When these minerals occur as inclusions in certain other minerals, most notably the mica family, they are often seen to develop discoloration, or "pleochroic" haloes.
The haloes are caused by radiation damage to the host mineral's crystalline structure.
Discoloration haloes in younger rocks tend to be smaller and less intense than in older rocks, indicating that the zone of crystal damage increases with time.
From these observations early attempts were made to use the dimensions of haloes as an age dating technique.
Granites, for example, have more than 10% quartz and abundant potassium feldspar.
Other plutonic rocks have less quartz and potassium, and different ratios of calcium and sodium feldspar minerals.
Granite is a well-known type of plutonic igneous rock, but there are many others as well.

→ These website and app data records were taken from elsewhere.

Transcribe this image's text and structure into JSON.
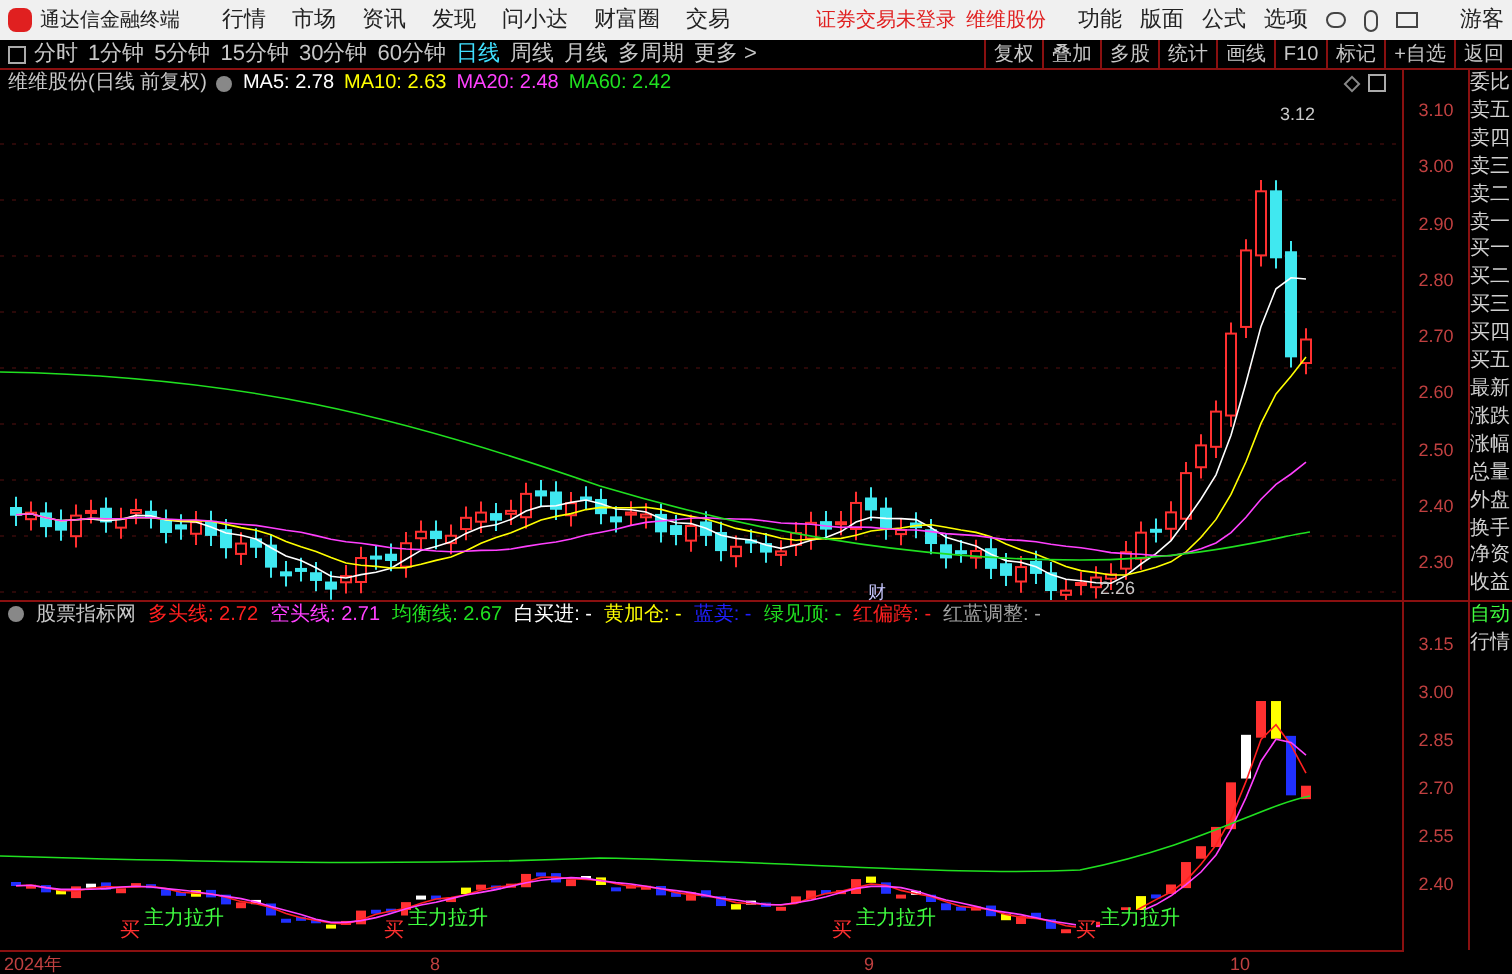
{
  "app": {
    "title": "通达信金融终端",
    "menu": [
      "行情",
      "市场",
      "资讯",
      "发现",
      "问小达",
      "财富圈",
      "交易"
    ],
    "notice": "证券交易未登录",
    "stock_link": "维维股份",
    "tools": [
      "功能",
      "版面",
      "公式",
      "选项"
    ],
    "user": "游客"
  },
  "periods": [
    {
      "label": "分时",
      "selected": false
    },
    {
      "label": "1分钟",
      "selected": false
    },
    {
      "label": "5分钟",
      "selected": false
    },
    {
      "label": "15分钟",
      "selected": false
    },
    {
      "label": "30分钟",
      "selected": false
    },
    {
      "label": "60分钟",
      "selected": false
    },
    {
      "label": "日线",
      "selected": true
    },
    {
      "label": "周线",
      "selected": false
    },
    {
      "label": "月线",
      "selected": false
    },
    {
      "label": "多周期",
      "selected": false
    },
    {
      "label": "更多 >",
      "selected": false
    }
  ],
  "actions": [
    "复权",
    "叠加",
    "多股",
    "统计",
    "画线",
    "F10",
    "标记",
    "+自选",
    "返回"
  ],
  "main_chart": {
    "title": "维维股份(日线 前复权)",
    "legend": [
      {
        "label": "MA5: 2.78",
        "color": "#ffffff"
      },
      {
        "label": "MA10: 2.63",
        "color": "#ffff00"
      },
      {
        "label": "MA20: 2.48",
        "color": "#ff40ff"
      },
      {
        "label": "MA60: 2.42",
        "color": "#20e020"
      }
    ],
    "high_label": "3.12",
    "low_label": "2.26",
    "event_mark": "财",
    "yticks": [
      "3.10",
      "3.00",
      "2.90",
      "2.80",
      "2.70",
      "2.60",
      "2.50",
      "2.40",
      "2.30"
    ]
  },
  "indicator": {
    "title": "股票指标网",
    "legend": [
      {
        "label": "多头线: 2.72",
        "color": "#ff2020"
      },
      {
        "label": "空头线: 2.71",
        "color": "#ff40ff"
      },
      {
        "label": "均衡线: 2.67",
        "color": "#20e020"
      },
      {
        "label": "白买进: -",
        "color": "#ffffff"
      },
      {
        "label": "黄加仓: -",
        "color": "#ffff00"
      },
      {
        "label": "蓝卖: -",
        "color": "#2020ff"
      },
      {
        "label": "绿见顶: -",
        "color": "#20e020"
      },
      {
        "label": "红偏跨: -",
        "color": "#ff2020"
      },
      {
        "label": "红蓝调整: -",
        "color": "#a0a0a0"
      }
    ],
    "signals": [
      {
        "buy": "买",
        "tag": "主力拉升"
      },
      {
        "buy": "买",
        "tag": "主力拉升"
      },
      {
        "buy": "买",
        "tag": "主力拉升"
      },
      {
        "buy": "买",
        "tag": "主力拉升"
      }
    ],
    "yticks": [
      "3.15",
      "3.00",
      "2.85",
      "2.70",
      "2.55",
      "2.40"
    ]
  },
  "time_axis": [
    "2024年",
    "8",
    "9",
    "10"
  ],
  "quote_panel": {
    "rows": [
      "委比",
      "卖五",
      "卖四",
      "卖三",
      "卖二",
      "卖一",
      "买一",
      "买二",
      "买三",
      "买四",
      "买五",
      "最新",
      "涨跌",
      "涨幅",
      "总量",
      "外盘",
      "换手",
      "净资",
      "收益"
    ],
    "lower_rows": [
      "自动",
      "行情"
    ]
  }
}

Geologists distinguish these types of rock based on their chemical and mineralogical composition.These haloes were considered to be the result of damage to the crystal structure of the host minerals caused by high energy alpha particles.In numerous papers published in scientific journals in the 1970s and 1980s, Gentry built the case that the different alpha decay energies of various naturally occurring radioactive isotopes resulted in distinctly different halo diameters.When burial pressures and temperatures get too great, the rocks melt completely, becoming new igneous rocks.To fully understand Gentry's hypothesis a basic background in geology, mineralogy, and radiation physics is helpful.Sedimentary rocks are secondary in formation, being the product of precursor rocks (of any type).